§ PROMPT: The records below need copying. Match each line exactly.

§ INPUT DATA:

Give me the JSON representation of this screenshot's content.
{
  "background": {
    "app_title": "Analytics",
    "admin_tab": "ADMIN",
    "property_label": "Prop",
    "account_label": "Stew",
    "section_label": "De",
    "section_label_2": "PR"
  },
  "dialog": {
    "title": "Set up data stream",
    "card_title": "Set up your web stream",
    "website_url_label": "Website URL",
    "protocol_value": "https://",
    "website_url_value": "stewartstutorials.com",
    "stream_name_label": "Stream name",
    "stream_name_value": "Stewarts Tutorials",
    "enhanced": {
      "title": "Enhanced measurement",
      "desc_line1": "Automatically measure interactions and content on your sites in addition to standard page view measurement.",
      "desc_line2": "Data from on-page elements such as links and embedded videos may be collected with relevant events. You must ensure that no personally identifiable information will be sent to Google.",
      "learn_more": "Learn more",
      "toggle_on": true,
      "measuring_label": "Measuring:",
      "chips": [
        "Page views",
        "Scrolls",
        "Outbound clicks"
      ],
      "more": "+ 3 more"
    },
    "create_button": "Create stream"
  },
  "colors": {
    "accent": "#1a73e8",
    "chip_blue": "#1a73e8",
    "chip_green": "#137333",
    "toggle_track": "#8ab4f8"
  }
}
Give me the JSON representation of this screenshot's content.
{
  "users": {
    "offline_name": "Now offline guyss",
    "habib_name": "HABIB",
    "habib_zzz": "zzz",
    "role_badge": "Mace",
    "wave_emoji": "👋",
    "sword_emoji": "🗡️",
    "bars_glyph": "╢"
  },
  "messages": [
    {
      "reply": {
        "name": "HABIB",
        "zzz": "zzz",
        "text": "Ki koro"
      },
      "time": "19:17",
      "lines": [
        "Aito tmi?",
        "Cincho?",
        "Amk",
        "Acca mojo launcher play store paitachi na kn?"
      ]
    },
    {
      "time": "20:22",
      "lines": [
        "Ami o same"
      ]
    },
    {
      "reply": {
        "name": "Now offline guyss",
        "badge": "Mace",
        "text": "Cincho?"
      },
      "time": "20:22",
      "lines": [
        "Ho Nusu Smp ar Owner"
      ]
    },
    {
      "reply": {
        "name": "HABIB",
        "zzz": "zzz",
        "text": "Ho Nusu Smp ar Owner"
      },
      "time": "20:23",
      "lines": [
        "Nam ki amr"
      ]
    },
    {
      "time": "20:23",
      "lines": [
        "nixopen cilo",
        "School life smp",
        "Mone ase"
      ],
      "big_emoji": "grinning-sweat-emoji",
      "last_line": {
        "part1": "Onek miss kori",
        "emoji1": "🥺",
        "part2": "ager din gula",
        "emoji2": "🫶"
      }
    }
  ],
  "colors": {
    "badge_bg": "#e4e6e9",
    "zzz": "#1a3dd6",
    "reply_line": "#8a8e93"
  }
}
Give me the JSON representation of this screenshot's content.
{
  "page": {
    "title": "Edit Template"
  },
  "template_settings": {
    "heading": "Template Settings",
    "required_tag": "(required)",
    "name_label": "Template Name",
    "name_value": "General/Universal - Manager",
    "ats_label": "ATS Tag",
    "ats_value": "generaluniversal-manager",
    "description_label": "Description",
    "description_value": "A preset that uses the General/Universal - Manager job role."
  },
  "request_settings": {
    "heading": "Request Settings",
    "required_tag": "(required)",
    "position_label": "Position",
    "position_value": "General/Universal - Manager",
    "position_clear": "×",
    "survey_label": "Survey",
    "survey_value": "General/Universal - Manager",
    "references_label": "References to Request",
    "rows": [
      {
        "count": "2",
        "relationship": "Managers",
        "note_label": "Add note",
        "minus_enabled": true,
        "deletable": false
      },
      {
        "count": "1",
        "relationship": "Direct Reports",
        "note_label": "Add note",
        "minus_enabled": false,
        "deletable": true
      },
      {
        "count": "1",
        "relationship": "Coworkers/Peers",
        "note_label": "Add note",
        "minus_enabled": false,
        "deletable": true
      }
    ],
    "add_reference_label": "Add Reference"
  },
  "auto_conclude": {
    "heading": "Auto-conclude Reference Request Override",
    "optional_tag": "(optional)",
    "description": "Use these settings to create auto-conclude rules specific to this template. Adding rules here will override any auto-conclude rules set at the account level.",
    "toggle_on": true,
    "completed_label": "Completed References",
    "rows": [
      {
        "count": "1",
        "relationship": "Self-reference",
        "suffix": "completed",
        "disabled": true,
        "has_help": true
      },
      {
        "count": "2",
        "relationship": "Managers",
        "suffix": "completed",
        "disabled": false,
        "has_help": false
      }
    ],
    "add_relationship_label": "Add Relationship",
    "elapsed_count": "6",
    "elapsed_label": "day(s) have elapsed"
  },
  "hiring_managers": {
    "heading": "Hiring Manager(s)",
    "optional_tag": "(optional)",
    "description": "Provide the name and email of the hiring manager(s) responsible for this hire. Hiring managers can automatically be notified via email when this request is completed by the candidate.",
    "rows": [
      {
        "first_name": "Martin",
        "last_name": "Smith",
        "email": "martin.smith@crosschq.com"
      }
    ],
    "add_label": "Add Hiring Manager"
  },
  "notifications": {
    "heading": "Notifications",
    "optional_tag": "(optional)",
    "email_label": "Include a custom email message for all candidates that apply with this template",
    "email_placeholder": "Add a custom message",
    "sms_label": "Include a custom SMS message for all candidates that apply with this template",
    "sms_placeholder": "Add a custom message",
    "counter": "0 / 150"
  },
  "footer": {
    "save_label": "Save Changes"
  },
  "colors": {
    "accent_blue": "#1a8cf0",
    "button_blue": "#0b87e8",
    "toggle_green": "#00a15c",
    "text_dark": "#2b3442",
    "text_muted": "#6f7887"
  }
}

§ TASK RESULT:
Give me the JSON representation of this screenshot's content.
{
  "background": {
    "app_title": "Analytics",
    "admin_tab": "ADMIN",
    "property_label": "Prop",
    "account_label": "Stew",
    "section_label": "De",
    "section_label_2": "PR"
  },
  "dialog": {
    "title": "Set up data stream",
    "card_title": "Set up your web stream",
    "website_url_label": "Website URL",
    "protocol_value": "https://",
    "website_url_value": "stewartstutorials.com",
    "stream_name_label": "Stream name",
    "stream_name_value": "Stewarts Tutorials",
    "enhanced": {
      "title": "Enhanced measurement",
      "desc_line1": "Automatically measure interactions and content on your sites in addition to standard page view measurement.",
      "desc_line2": "Data from on-page elements such as links and embedded videos may be collected with relevant events. You must ensure that no personally identifiable information will be sent to Google.",
      "learn_more": "Learn more",
      "toggle_on": true,
      "measuring_label": "Measuring:",
      "chips": [
        "Page views",
        "Scrolls",
        "Outbound clicks"
      ],
      "more": "+ 3 more"
    },
    "create_button": "Create stream"
  },
  "colors": {
    "accent": "#1a73e8",
    "chip_blue": "#1a73e8",
    "chip_green": "#137333",
    "toggle_track": "#8ab4f8"
  }
}
Give me the JSON representation of this screenshot's content.
{
  "users": {
    "offline_name": "Now offline guyss",
    "habib_name": "HABIB",
    "habib_zzz": "zzz",
    "role_badge": "Mace",
    "wave_emoji": "👋",
    "sword_emoji": "🗡️",
    "bars_glyph": "╢"
  },
  "messages": [
    {
      "reply": {
        "name": "HABIB",
        "zzz": "zzz",
        "text": "Ki koro"
      },
      "time": "19:17",
      "lines": [
        "Aito tmi?",
        "Cincho?",
        "Amk",
        "Acca mojo launcher play store paitachi na kn?"
      ]
    },
    {
      "time": "20:22",
      "lines": [
        "Ami o same"
      ]
    },
    {
      "reply": {
        "name": "Now offline guyss",
        "badge": "Mace",
        "text": "Cincho?"
      },
      "time": "20:22",
      "lines": [
        "Ho Nusu Smp ar Owner"
      ]
    },
    {
      "reply": {
        "name": "HABIB",
        "zzz": "zzz",
        "text": "Ho Nusu Smp ar Owner"
      },
      "time": "20:23",
      "lines": [
        "Nam ki amr"
      ]
    },
    {
      "time": "20:23",
      "lines": [
        "nixopen cilo",
        "School life smp",
        "Mone ase"
      ],
      "big_emoji": "grinning-sweat-emoji",
      "last_line": {
        "part1": "Onek miss kori",
        "emoji1": "🥺",
        "part2": "ager din gula",
        "emoji2": "🫶"
      }
    }
  ],
  "colors": {
    "badge_bg": "#e4e6e9",
    "zzz": "#1a3dd6",
    "reply_line": "#8a8e93"
  }
}
Give me the JSON representation of this screenshot's content.
{
  "page": {
    "title": "Edit Template"
  },
  "template_settings": {
    "heading": "Template Settings",
    "required_tag": "(required)",
    "name_label": "Template Name",
    "name_value": "General/Universal - Manager",
    "ats_label": "ATS Tag",
    "ats_value": "generaluniversal-manager",
    "description_label": "Description",
    "description_value": "A preset that uses the General/Universal - Manager job role."
  },
  "request_settings": {
    "heading": "Request Settings",
    "required_tag": "(required)",
    "position_label": "Position",
    "position_value": "General/Universal - Manager",
    "position_clear": "×",
    "survey_label": "Survey",
    "survey_value": "General/Universal - Manager",
    "references_label": "References to Request",
    "rows": [
      {
        "count": "2",
        "relationship": "Managers",
        "note_label": "Add note",
        "minus_enabled": true,
        "deletable": false
      },
      {
        "count": "1",
        "relationship": "Direct Reports",
        "note_label": "Add note",
        "minus_enabled": false,
        "deletable": true
      },
      {
        "count": "1",
        "relationship": "Coworkers/Peers",
        "note_label": "Add note",
        "minus_enabled": false,
        "deletable": true
      }
    ],
    "add_reference_label": "Add Reference"
  },
  "auto_conclude": {
    "heading": "Auto-conclude Reference Request Override",
    "optional_tag": "(optional)",
    "description": "Use these settings to create auto-conclude rules specific to this template. Adding rules here will override any auto-conclude rules set at the account level.",
    "toggle_on": true,
    "completed_label": "Completed References",
    "rows": [
      {
        "count": "1",
        "relationship": "Self-reference",
        "suffix": "completed",
        "disabled": true,
        "has_help": true
      },
      {
        "count": "2",
        "relationship": "Managers",
        "suffix": "completed",
        "disabled": false,
        "has_help": false
      }
    ],
    "add_relationship_label": "Add Relationship",
    "elapsed_count": "6",
    "elapsed_label": "day(s) have elapsed"
  },
  "hiring_managers": {
    "heading": "Hiring Manager(s)",
    "optional_tag": "(optional)",
    "description": "Provide the name and email of the hiring manager(s) responsible for this hire. Hiring managers can automatically be notified via email when this request is completed by the candidate.",
    "rows": [
      {
        "first_name": "Martin",
        "last_name": "Smith",
        "email": "martin.smith@crosschq.com"
      }
    ],
    "add_label": "Add Hiring Manager"
  },
  "notifications": {
    "heading": "Notifications",
    "optional_tag": "(optional)",
    "email_label": "Include a custom email message for all candidates that apply with this template",
    "email_placeholder": "Add a custom message",
    "sms_label": "Include a custom SMS message for all candidates that apply with this template",
    "sms_placeholder": "Add a custom message",
    "counter": "0 / 150"
  },
  "footer": {
    "save_label": "Save Changes"
  },
  "colors": {
    "accent_blue": "#1a8cf0",
    "button_blue": "#0b87e8",
    "toggle_green": "#00a15c",
    "text_dark": "#2b3442",
    "text_muted": "#6f7887"
  }
}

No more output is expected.